In short, even before neo-liberalism, academics have had a passive aggressive attitude towards the university: They think they should be running the place, while lacking enough interest in its total operations to put in the relevant effort. To be sure, the current neo-liberal order has provided more incentives to encourage academics in this attitude, especially with regard to the fixation on research, which typically takes academics beyond their campus. But truth be told, these incentives amount to glorified nudges.
What is the current state of the student movement and what we might learn from student protests?
I don’t think there is any longer a “student movement” in the strict sense of a unified class consciousness, which one might have associated with the student movements of the 1960s. The very idea of a student movement presumes that students have a recognized and significant role in university governance. This idea made most sense when universities were treated a self-governing communities consisting mainly of those who populate the campus at a given time. However, while universities still strive for corporate autonomy, the boundaries of this corporate entity has extended, which has diluted the significance of students as an organized class.

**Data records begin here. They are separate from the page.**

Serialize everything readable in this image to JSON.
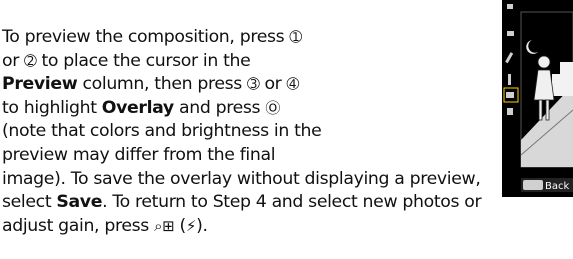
{
  "paragraph": {
    "l1_a": "To preview the composition, press ",
    "l1_sym": "➀",
    "l2_a": "or ",
    "l2_sym": "➁",
    "l2_b": " to place the cursor in the",
    "l3_bold": "Preview",
    "l3_b": " column, then press ",
    "l3_sym1": "➂",
    "l3_c": " or ",
    "l3_sym2": "➃",
    "l4_a": "to highlight ",
    "l4_bold": "Overlay",
    "l4_b": " and press ",
    "l4_sym": "Ⓞ",
    "l5": "(note that colors and brightness in the",
    "l6": "preview may differ from the final",
    "l7": "image). To save the overlay without displaying a preview,",
    "l8_a": "select ",
    "l8_bold": "Save",
    "l8_b": ". To return to Step 4 and select new photos or",
    "l9_a": "adjust gain, press ",
    "l9_sym": "⌕⊞",
    "l9_b": " (",
    "l9_sym2": "⚡",
    "l9_c": ")."
  },
  "camera_screen": {
    "back_button_label": "Back",
    "menu_icons": [
      "camera-icon",
      "movie-icon",
      "pencil-icon",
      "wrench-icon",
      "retouch-icon",
      "recent-icon"
    ],
    "colors": {
      "background": "#000000",
      "scene": "#d8d8d8",
      "highlight": "#ffd200"
    }
  }
}
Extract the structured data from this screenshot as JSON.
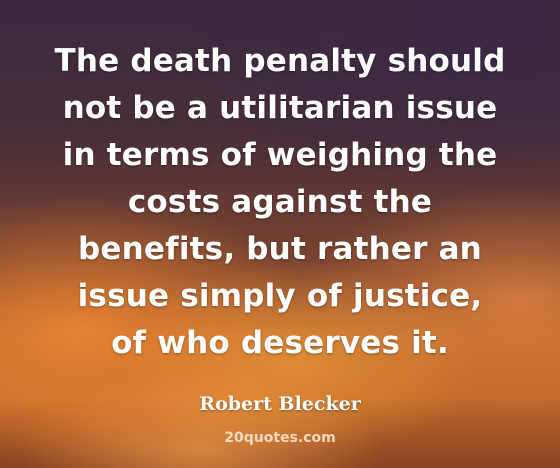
{
  "quote": {
    "lines": [
      "The death penalty should",
      "not be a utilitarian issue",
      "in terms of weighing the",
      "costs against the",
      "benefits, but rather an",
      "issue simply of justice,",
      "of who deserves it."
    ]
  },
  "author": "Robert Blecker",
  "watermark": "20quotes.com",
  "colors": {
    "text": "#ffffff",
    "sky_dark": "#3b2a3e",
    "sky_orange": "#c06a2a"
  }
}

This is part of the Janus-faced legacy of universities becoming “multiversities”—in Clark Kerr’s resonant phrase—over the past two generations. On the one hand, it has served to open the door to many more constituencies, including both big business and the academically disenfranchised. This has had a major effect on student consciousness. Students are nowadays more affiliated to their pre-university identities (including the aspirational ones) than any university-specific identity as ‘students’ with a common self-understanding. In this respect, student protests these days are more likely about not getting value for money from their tuition fees than some more principled view of what a university that speaks on their behalf should be doing.
In this political context, the cleverest thing for a student activist is to try to tie larger social justice issues to personal economic ones. Thus, “disenfranchisement” becomes recoded as “squandering talent” or even “human capital.” Truth be told, this is not as far from the original Humboldtian conception of the university as people might think, since Humboldt regarded the modern rebirth of the university as key to Germany catching up with the more advanced powers of Europe, France and Britain.
Leave a Reply